Key Tracks: “Your Life Is a Lie,” “Plenty of Girls in the Sea”
With their 2007 debut, “Oracular Spectacular,” MGMT burst onto the scene with mainstream experimentation that hadn’t been seen since the Talking Heads. More conventional than Animal Collective and giddier than Radiohead, MGMT showed the world that experimental pop could be popular while still being ‘weird.’ What the band struggled with after, though, was following it up. Refusing to make an album as catchy as their debut, they released 2010′s confusing and inconsistent “Congratulations.” And now, in 2013, we have a self-titled album that regrettably fits in between the two. “MGMT” has the more conventional natures of their debut without the catchiness, and the abstract qualities of “Congratulations” without any of the fun tonal shifts.
“MGMT” is the band’s first structured and consistent record, and it works nicely as a whole listen. Their first two albums were designed around enjoying tracks individually, while “MGMT” is almost only listenable as a full album. The transitions between songs aren’t as rough as their previous albums, as songs more represent differing pieces of a whole instead of standalone tracks. Individually, though, the songs lack the goofiness and urgency that their other albums enjoy. “Congratulations” was too confusing and too messy, but the energetic “Flash Delirium” is still one of the most fun four and a half minute songs out there. There’s no energy on “MGMT,” evidenced by the frustratingly mid-tempo opener, “Alien Days.” Every song wallows in synth-heavy rhythms, without actually having catchy hooks. The far and away catchiest track is “Plenty of Girls in the Sea,” which doesn’t come until the penultimate spot. There are certain spots, like the nearly six minute “I Love You Too, Death” where the band takes some time to actually develop something musically, but they’re few and far between.
One of the strongest points of both “Oracular Spectacular” and “Congratulations” was the clarity of the vocals, no matter what crazy melodies were happening behind it. Here, the vocals are intentionally buried behind distortion, taking more inspiration from Lightning Bolt than Elvis Costello.
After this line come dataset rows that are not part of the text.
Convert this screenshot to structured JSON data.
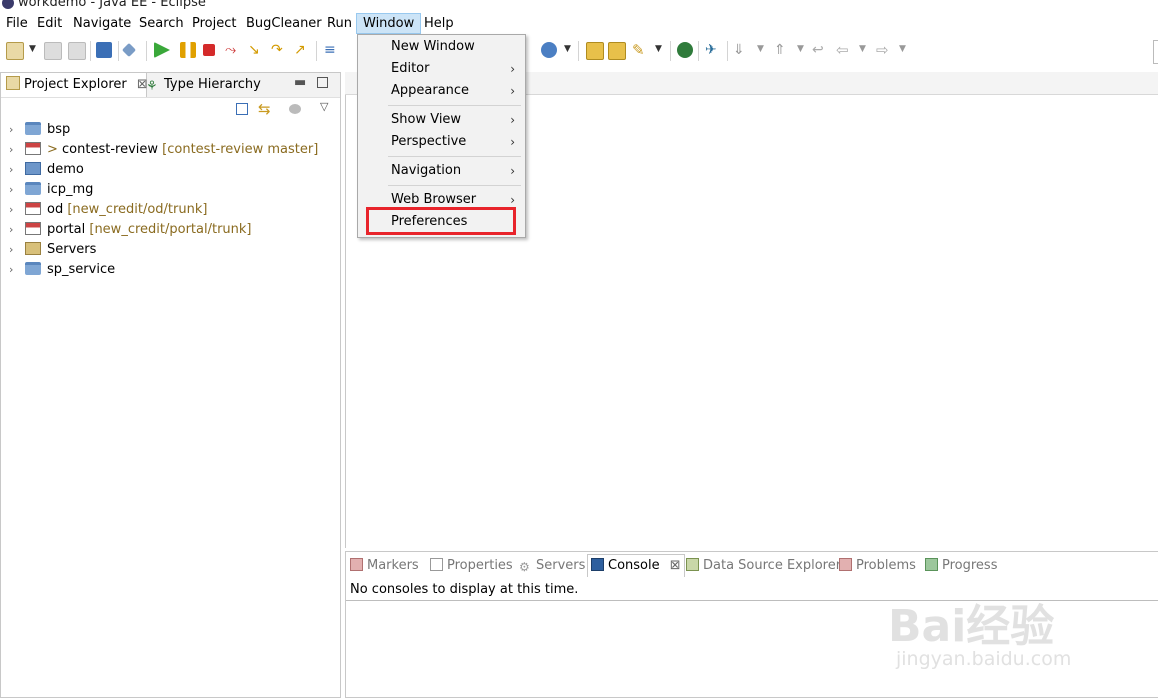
{
  "window": {
    "title": "workdemo - Java EE - Eclipse"
  },
  "menubar": {
    "items": [
      "File",
      "Edit",
      "Navigate",
      "Search",
      "Project",
      "BugCleaner",
      "Run",
      "Window",
      "Help"
    ],
    "active": "Window"
  },
  "left_panel": {
    "tabs": [
      {
        "label": "Project Explorer",
        "close": "⊠",
        "icon": "project-explorer-icon"
      },
      {
        "label": "Type Hierarchy",
        "icon": "type-hierarchy-icon"
      }
    ],
    "tree": [
      {
        "name": "bsp",
        "prefix": "",
        "decoration": "",
        "icon": "folder-icon"
      },
      {
        "name": "contest-review",
        "prefix": "> ",
        "decoration": "[contest-review master]",
        "icon": "project-error-icon"
      },
      {
        "name": "demo",
        "prefix": "",
        "decoration": "",
        "icon": "project-icon"
      },
      {
        "name": "icp_mg",
        "prefix": "",
        "decoration": "",
        "icon": "folder-icon"
      },
      {
        "name": "od",
        "prefix": "",
        "decoration": "[new_credit/od/trunk]",
        "icon": "project-error-icon"
      },
      {
        "name": "portal",
        "prefix": "",
        "decoration": "[new_credit/portal/trunk]",
        "icon": "project-error-icon"
      },
      {
        "name": "Servers",
        "prefix": "",
        "decoration": "",
        "icon": "folder-open-icon"
      },
      {
        "name": "sp_service",
        "prefix": "",
        "decoration": "",
        "icon": "folder-icon"
      }
    ]
  },
  "window_menu": {
    "items": [
      {
        "label": "New Window",
        "submenu": false
      },
      {
        "label": "Editor",
        "submenu": true
      },
      {
        "label": "Appearance",
        "submenu": true
      },
      {
        "label": "Show View",
        "submenu": true
      },
      {
        "label": "Perspective",
        "submenu": true
      },
      {
        "label": "Navigation",
        "submenu": true
      },
      {
        "label": "Web Browser",
        "submenu": true
      },
      {
        "label": "Preferences",
        "submenu": false
      }
    ],
    "submenu_glyph": "›",
    "highlight_color": "#e8242b"
  },
  "bottom_panel": {
    "tabs": [
      {
        "label": "Markers"
      },
      {
        "label": "Properties"
      },
      {
        "label": "Servers"
      },
      {
        "label": "Console",
        "close": "⊠"
      },
      {
        "label": "Data Source Explorer"
      },
      {
        "label": "Problems"
      },
      {
        "label": "Progress"
      }
    ],
    "console_message": "No consoles to display at this time."
  },
  "watermark": {
    "text": "Bai经验",
    "sub": "jingyan.baidu.com"
  },
  "colors": {
    "menu_active_bg": "#cce4f7",
    "decoration": "#8a6b20",
    "folder": "#7fa6d4"
  }
}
It’s very easy to ignore the vocals and take your focus away from the often interesting lyrics.
“MGMT” would have been the logical transition between the band’s first two albums, had it come out earlier. Now, it just sounds like a weird conglomerate that takes the faults of both albums. It’s not a bad record, but it just feels rushed and distant. The individual songs all sound a little too similar, and none of them are catchy enough to be hits nor experimental enough to be worthy of the MGMT name. The band should be praised for constantly experimenting off what their last record was, but nearly every part of “MGMT” just feels dull and underprepared.
If you like this, try: Animal Collective’s superb 2012 album, “Centipede Hz”